[[ Extracted material, beginning ]]
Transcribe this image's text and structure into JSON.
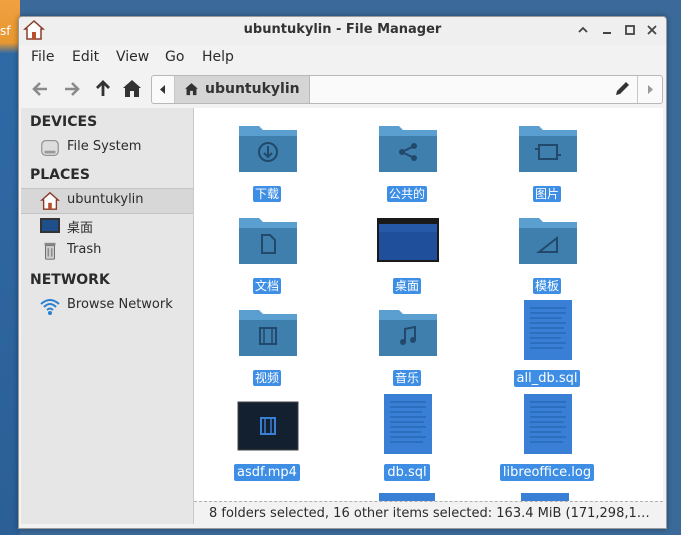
{
  "desktop": {
    "peek_label": "sf"
  },
  "window": {
    "title": "ubuntukylin - File Manager"
  },
  "menubar": {
    "items": [
      "File",
      "Edit",
      "View",
      "Go",
      "Help"
    ]
  },
  "pathbar": {
    "crumb": "ubuntukylin"
  },
  "sidebar": {
    "devices_heading": "DEVICES",
    "places_heading": "PLACES",
    "network_heading": "NETWORK",
    "items": [
      {
        "label": "File System",
        "icon": "drive-icon"
      },
      {
        "label": "ubuntukylin",
        "icon": "home-folder-icon",
        "selected": true
      },
      {
        "label": "桌面",
        "icon": "desktop-icon"
      },
      {
        "label": "Trash",
        "icon": "trash-icon"
      },
      {
        "label": "Browse Network",
        "icon": "network-icon"
      }
    ]
  },
  "files": [
    {
      "label": "下载",
      "icon": "download-folder-icon"
    },
    {
      "label": "公共的",
      "icon": "share-folder-icon"
    },
    {
      "label": "图片",
      "icon": "pictures-folder-icon"
    },
    {
      "label": "文档",
      "icon": "documents-folder-icon"
    },
    {
      "label": "桌面",
      "icon": "desktop-folder-icon"
    },
    {
      "label": "模板",
      "icon": "templates-folder-icon"
    },
    {
      "label": "视频",
      "icon": "videos-folder-icon"
    },
    {
      "label": "音乐",
      "icon": "music-folder-icon"
    },
    {
      "label": "all_db.sql",
      "icon": "text-file-icon"
    },
    {
      "label": "asdf.mp4",
      "icon": "video-file-icon"
    },
    {
      "label": "db.sql",
      "icon": "text-file-icon"
    },
    {
      "label": "libreoffice.log",
      "icon": "text-file-icon"
    }
  ],
  "status": {
    "text": "8 folders selected, 16 other items selected: 163.4 MiB (171,298,1…"
  },
  "colors": {
    "selection": "#3d8ee4",
    "folder": "#3f7fad",
    "folder_tab": "#5b9fd0"
  }
}
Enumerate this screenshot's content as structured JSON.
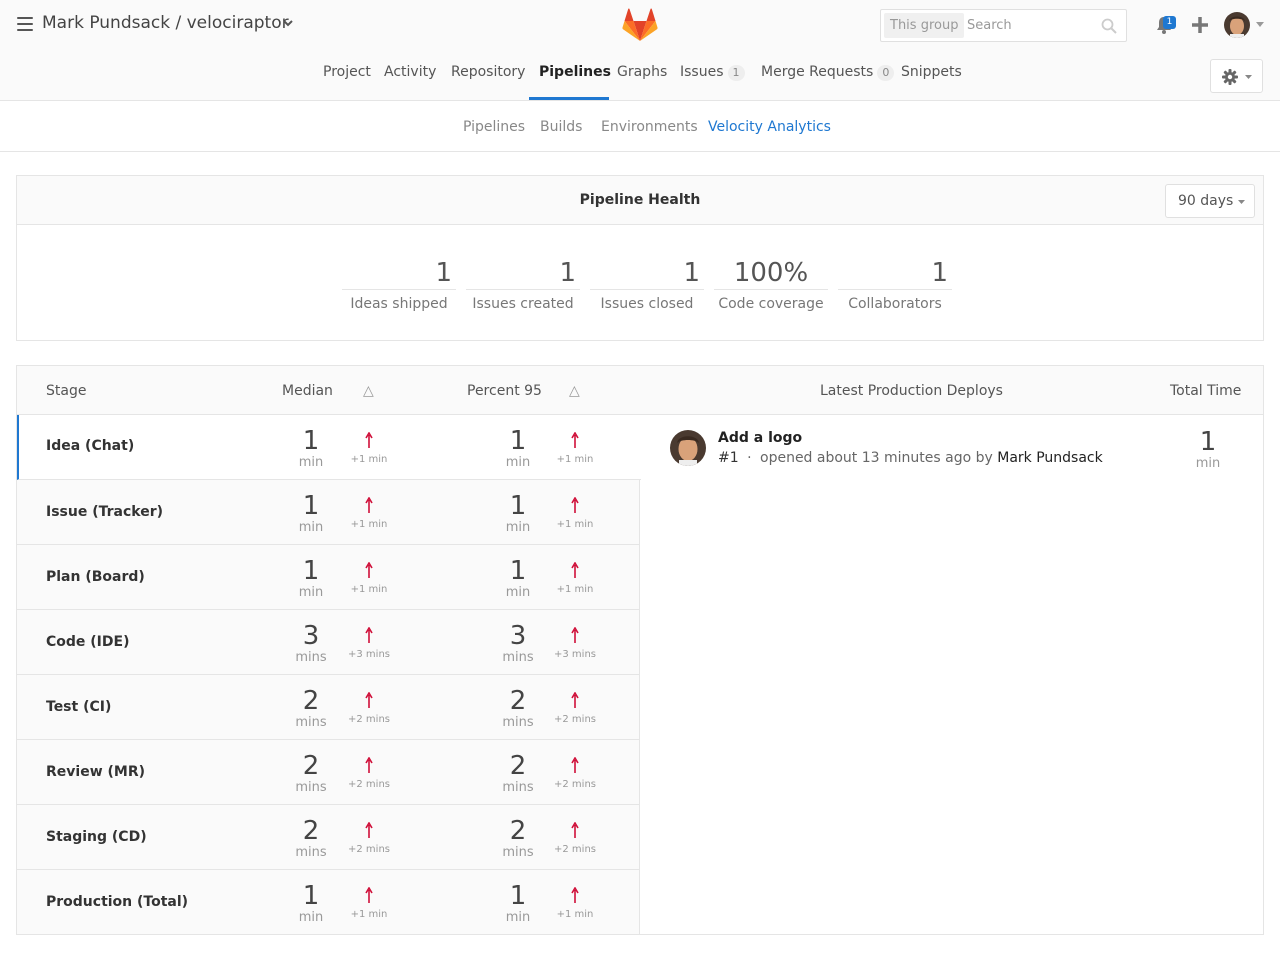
{
  "header": {
    "breadcrumb": "Mark Pundsack / velociraptor",
    "search_scope": "This group",
    "search_placeholder": "Search",
    "notification_count": "1"
  },
  "nav": {
    "items": [
      {
        "label": "Project"
      },
      {
        "label": "Activity"
      },
      {
        "label": "Repository"
      },
      {
        "label": "Pipelines"
      },
      {
        "label": "Graphs"
      },
      {
        "label": "Issues",
        "count": "1"
      },
      {
        "label": "Merge Requests",
        "count": "0"
      },
      {
        "label": "Snippets"
      }
    ],
    "active": "Pipelines"
  },
  "subnav": {
    "items": [
      {
        "label": "Pipelines"
      },
      {
        "label": "Builds"
      },
      {
        "label": "Environments"
      },
      {
        "label": "Velocity Analytics"
      }
    ],
    "active": "Velocity Analytics"
  },
  "health": {
    "title": "Pipeline Health",
    "range_label": "90 days",
    "stats": [
      {
        "value": "1",
        "label": "Ideas shipped"
      },
      {
        "value": "1",
        "label": "Issues created"
      },
      {
        "value": "1",
        "label": "Issues closed"
      },
      {
        "value": "100%",
        "label": "Code coverage"
      },
      {
        "value": "1",
        "label": "Collaborators"
      }
    ]
  },
  "table": {
    "headers": {
      "stage": "Stage",
      "median": "Median",
      "median_delta": "△",
      "p95": "Percent 95",
      "p95_delta": "△",
      "deploys": "Latest Production Deploys",
      "total": "Total Time"
    },
    "rows": [
      {
        "stage": "Idea (Chat)",
        "median": "1",
        "median_unit": "min",
        "median_delta": "+1 min",
        "p95": "1",
        "p95_unit": "min",
        "p95_delta": "+1 min"
      },
      {
        "stage": "Issue (Tracker)",
        "median": "1",
        "median_unit": "min",
        "median_delta": "+1 min",
        "p95": "1",
        "p95_unit": "min",
        "p95_delta": "+1 min"
      },
      {
        "stage": "Plan (Board)",
        "median": "1",
        "median_unit": "min",
        "median_delta": "+1 min",
        "p95": "1",
        "p95_unit": "min",
        "p95_delta": "+1 min"
      },
      {
        "stage": "Code (IDE)",
        "median": "3",
        "median_unit": "mins",
        "median_delta": "+3 mins",
        "p95": "3",
        "p95_unit": "mins",
        "p95_delta": "+3 mins"
      },
      {
        "stage": "Test (CI)",
        "median": "2",
        "median_unit": "mins",
        "median_delta": "+2 mins",
        "p95": "2",
        "p95_unit": "mins",
        "p95_delta": "+2 mins"
      },
      {
        "stage": "Review (MR)",
        "median": "2",
        "median_unit": "mins",
        "median_delta": "+2 mins",
        "p95": "2",
        "p95_unit": "mins",
        "p95_delta": "+2 mins"
      },
      {
        "stage": "Staging (CD)",
        "median": "2",
        "median_unit": "mins",
        "median_delta": "+2 mins",
        "p95": "2",
        "p95_unit": "mins",
        "p95_delta": "+2 mins"
      },
      {
        "stage": "Production (Total)",
        "median": "1",
        "median_unit": "min",
        "median_delta": "+1 min",
        "p95": "1",
        "p95_unit": "min",
        "p95_delta": "+1 min"
      }
    ],
    "deploy": {
      "title": "Add a logo",
      "number": "#1",
      "separator": "·",
      "meta": "opened about 13 minutes ago by",
      "author": "Mark Pundsack"
    },
    "total": {
      "value": "1",
      "unit": "min"
    }
  },
  "colors": {
    "accent": "#1f78d1",
    "increase": "#d0103a"
  }
}
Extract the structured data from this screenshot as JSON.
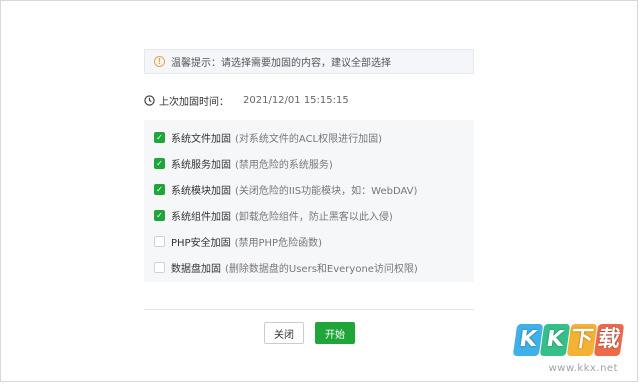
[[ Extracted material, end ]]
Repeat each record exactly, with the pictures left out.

Transcribe this image's text and structure into JSON.
{
  "desktop": {
    "peek_label": "sf"
  },
  "window": {
    "title": "ubuntukylin - File Manager"
  },
  "menubar": {
    "items": [
      "File",
      "Edit",
      "View",
      "Go",
      "Help"
    ]
  },
  "pathbar": {
    "crumb": "ubuntukylin"
  },
  "sidebar": {
    "devices_heading": "DEVICES",
    "places_heading": "PLACES",
    "network_heading": "NETWORK",
    "items": [
      {
        "label": "File System",
        "icon": "drive-icon"
      },
      {
        "label": "ubuntukylin",
        "icon": "home-folder-icon",
        "selected": true
      },
      {
        "label": "桌面",
        "icon": "desktop-icon"
      },
      {
        "label": "Trash",
        "icon": "trash-icon"
      },
      {
        "label": "Browse Network",
        "icon": "network-icon"
      }
    ]
  },
  "files": [
    {
      "label": "下载",
      "icon": "download-folder-icon"
    },
    {
      "label": "公共的",
      "icon": "share-folder-icon"
    },
    {
      "label": "图片",
      "icon": "pictures-folder-icon"
    },
    {
      "label": "文档",
      "icon": "documents-folder-icon"
    },
    {
      "label": "桌面",
      "icon": "desktop-folder-icon"
    },
    {
      "label": "模板",
      "icon": "templates-folder-icon"
    },
    {
      "label": "视频",
      "icon": "videos-folder-icon"
    },
    {
      "label": "音乐",
      "icon": "music-folder-icon"
    },
    {
      "label": "all_db.sql",
      "icon": "text-file-icon"
    },
    {
      "label": "asdf.mp4",
      "icon": "video-file-icon"
    },
    {
      "label": "db.sql",
      "icon": "text-file-icon"
    },
    {
      "label": "libreoffice.log",
      "icon": "text-file-icon"
    }
  ],
  "status": {
    "text": "8 folders selected, 16 other items selected: 163.4 MiB (171,298,1…"
  },
  "colors": {
    "selection": "#3d8ee4",
    "folder": "#3f7fad",
    "folder_tab": "#5b9fd0"
  }
}
Enumerate this screenshot's content as structured JSON.
{
  "header": {
    "breadcrumb": "Mark Pundsack / velociraptor",
    "search_scope": "This group",
    "search_placeholder": "Search",
    "notification_count": "1"
  },
  "nav": {
    "items": [
      {
        "label": "Project"
      },
      {
        "label": "Activity"
      },
      {
        "label": "Repository"
      },
      {
        "label": "Pipelines"
      },
      {
        "label": "Graphs"
      },
      {
        "label": "Issues",
        "count": "1"
      },
      {
        "label": "Merge Requests",
        "count": "0"
      },
      {
        "label": "Snippets"
      }
    ],
    "active": "Pipelines"
  },
  "subnav": {
    "items": [
      {
        "label": "Pipelines"
      },
      {
        "label": "Builds"
      },
      {
        "label": "Environments"
      },
      {
        "label": "Velocity Analytics"
      }
    ],
    "active": "Velocity Analytics"
  },
  "health": {
    "title": "Pipeline Health",
    "range_label": "90 days",
    "stats": [
      {
        "value": "1",
        "label": "Ideas shipped"
      },
      {
        "value": "1",
        "label": "Issues created"
      },
      {
        "value": "1",
        "label": "Issues closed"
      },
      {
        "value": "100%",
        "label": "Code coverage"
      },
      {
        "value": "1",
        "label": "Collaborators"
      }
    ]
  },
  "table": {
    "headers": {
      "stage": "Stage",
      "median": "Median",
      "median_delta": "△",
      "p95": "Percent 95",
      "p95_delta": "△",
      "deploys": "Latest Production Deploys",
      "total": "Total Time"
    },
    "rows": [
      {
        "stage": "Idea (Chat)",
        "median": "1",
        "median_unit": "min",
        "median_delta": "+1 min",
        "p95": "1",
        "p95_unit": "min",
        "p95_delta": "+1 min"
      },
      {
        "stage": "Issue (Tracker)",
        "median": "1",
        "median_unit": "min",
        "median_delta": "+1 min",
        "p95": "1",
        "p95_unit": "min",
        "p95_delta": "+1 min"
      },
      {
        "stage": "Plan (Board)",
        "median": "1",
        "median_unit": "min",
        "median_delta": "+1 min",
        "p95": "1",
        "p95_unit": "min",
        "p95_delta": "+1 min"
      },
      {
        "stage": "Code (IDE)",
        "median": "3",
        "median_unit": "mins",
        "median_delta": "+3 mins",
        "p95": "3",
        "p95_unit": "mins",
        "p95_delta": "+3 mins"
      },
      {
        "stage": "Test (CI)",
        "median": "2",
        "median_unit": "mins",
        "median_delta": "+2 mins",
        "p95": "2",
        "p95_unit": "mins",
        "p95_delta": "+2 mins"
      },
      {
        "stage": "Review (MR)",
        "median": "2",
        "median_unit": "mins",
        "median_delta": "+2 mins",
        "p95": "2",
        "p95_unit": "mins",
        "p95_delta": "+2 mins"
      },
      {
        "stage": "Staging (CD)",
        "median": "2",
        "median_unit": "mins",
        "median_delta": "+2 mins",
        "p95": "2",
        "p95_unit": "mins",
        "p95_delta": "+2 mins"
      },
      {
        "stage": "Production (Total)",
        "median": "1",
        "median_unit": "min",
        "median_delta": "+1 min",
        "p95": "1",
        "p95_unit": "min",
        "p95_delta": "+1 min"
      }
    ],
    "deploy": {
      "title": "Add a logo",
      "number": "#1",
      "separator": "·",
      "meta": "opened about 13 minutes ago by",
      "author": "Mark Pundsack"
    },
    "total": {
      "value": "1",
      "unit": "min"
    }
  },
  "colors": {
    "accent": "#1f78d1",
    "increase": "#d0103a"
  }
}
Extract the structured data from this screenshot as JSON.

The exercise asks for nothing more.